I thought it would be fun to share my top 10 favourite Tube posters and images to cap off a week of celebrating the London Underground’s 150th anniversary. If you missed my round-up post from yesterday be sure to have a look.
Vintage TFL posters and everything Underground seems all the rage at the moment. There are dozens of different designs out there, some old, some new, some official and some made just for fun. The ones I like best tend to be cheeky in nature, stunningly beautiful in design or feature a significant figure from British history.
As I list my Top 10 Favourites, I will try to include a link to a purchase site if there is one. Many more official Underground posters are available for purchase from the London Transport Museum.
10. A clever design by Alred Leete. Two of his designs made my list so you’ll read more about him further down.
9. For some reason I find this image romantic -maybe it’s the fancy dress or simply that I like imagining where everyone is going for the evening. This is an official TFL poster for sale here.
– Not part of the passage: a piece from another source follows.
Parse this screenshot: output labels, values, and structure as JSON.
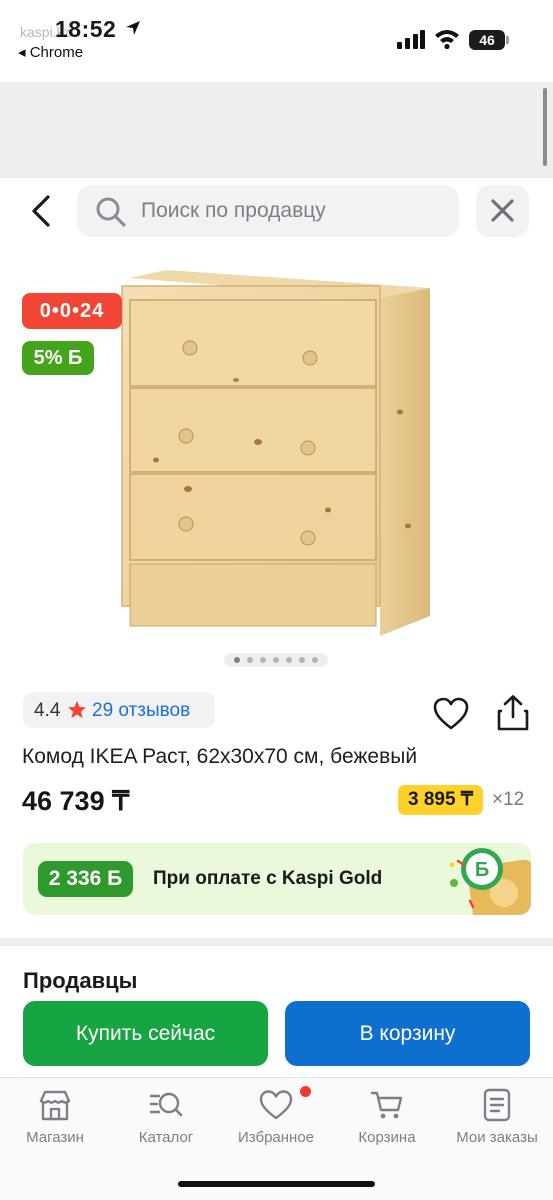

8. This fun design was made by Alfred Leete in 1927. Leete, a comics illustrator, also designed one of the best known war posters from WWII, “Your Country Needs You.” You may purchase his Underground poster for a cool £10 by visiting the TFL shop.
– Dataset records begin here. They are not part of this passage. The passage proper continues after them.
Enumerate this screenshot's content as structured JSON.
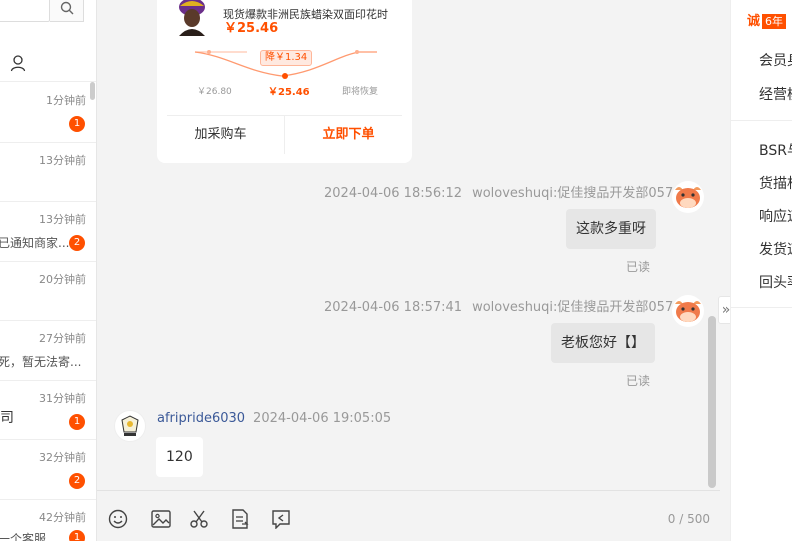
{
  "conversations": [
    {
      "time": "1分钟前",
      "preview": "",
      "badge": "1"
    },
    {
      "time": "13分钟前",
      "preview": "",
      "badge": ""
    },
    {
      "time": "13分钟前",
      "preview": "已通知商家...",
      "badge": "2"
    },
    {
      "time": "20分钟前",
      "preview": "",
      "badge": ""
    },
    {
      "time": "27分钟前",
      "preview": "死，暂无法寄...",
      "badge": ""
    },
    {
      "time": "31分钟前",
      "preview": "司",
      "badge": "1"
    },
    {
      "time": "32分钟前",
      "preview": "",
      "badge": "2"
    },
    {
      "time": "42分钟前",
      "preview": "一个客服",
      "badge": "1"
    }
  ],
  "product_card": {
    "title": "现货爆款非洲民族蜡染双面印花时",
    "price": "￥25.46",
    "price_drop_tag": "降￥1.34",
    "label_original": "￥26.80",
    "label_now": "￥25.46",
    "label_recover": "即将恢复",
    "add_cart": "加采购车",
    "buy_now": "立即下单"
  },
  "messages": [
    {
      "timestamp": "2024-04-06 18:56:12",
      "sender": "woloveshuqi:促佳搜品开发部057",
      "text": "这款多重呀",
      "status": "已读"
    },
    {
      "timestamp": "2024-04-06 18:57:41",
      "sender": "woloveshuqi:促佳搜品开发部057",
      "text": "老板您好【】",
      "status": "已读"
    },
    {
      "timestamp": "2024-04-06 19:05:05",
      "sender": "afripride6030",
      "text": "120",
      "status": ""
    }
  ],
  "input": {
    "counter": "0 / 500"
  },
  "right_panel": {
    "cheng": "诚",
    "years": "6年",
    "items_top": [
      "会员身",
      "经营模"
    ],
    "items_bottom": [
      "BSR与",
      "货描相",
      "响应速",
      "发货速",
      "回头率"
    ]
  },
  "colors": {
    "accent": "#ff5000",
    "sender_link": "#3b5998"
  }
}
7. This poster hearkens back to the days when the sun never set on the British Empire. It was designed by Ernest Michael Dinkel in 1933. Buy it here.
6. This one makes me laugh however, its sale price at Christie’s is no laughing matter! Got a spare £2750?
5. Hampton Court Palace is my favourite historical building in London and I like the colour and symmetry of this design. Purchase this poster from the Transport for London museum.
4. This print designed by Heather Landis reminds me of The Underground’s finest hour, when children and their families were forced to seek shelter there during The Blitz. This print is available for purchase online as an art print, pillow and even an iPhone skin.
3. This is not an official TFL poster but I sure wish it was -it’s downright cheeky! It was made by Doug Fishbone and was featured in the book THE ROUNDEL: 100 Artists Remake a London Icon.
2. Poor Charles I! Ah well, at least he has his own Underground poster eh? Designed by Austin Cooper in 1935, I think it’s striking in composition and colour however I won’t lose my head (sorry) or my purse over it. Cost for your copy? £1460.
1. This poster reigns supreme in my Top 10 Favourite Tube posters. Naturally you’ll need to know a bit about Henry VIII’s history to appreciate the humour otherwise it falls flat. Admittedly, I’m not certain this is a TFL poster in fact I’m pretty sure it’s not. I can’t seem to find it anywhere but on Pinterest. If and when I find the source I’ll update you here.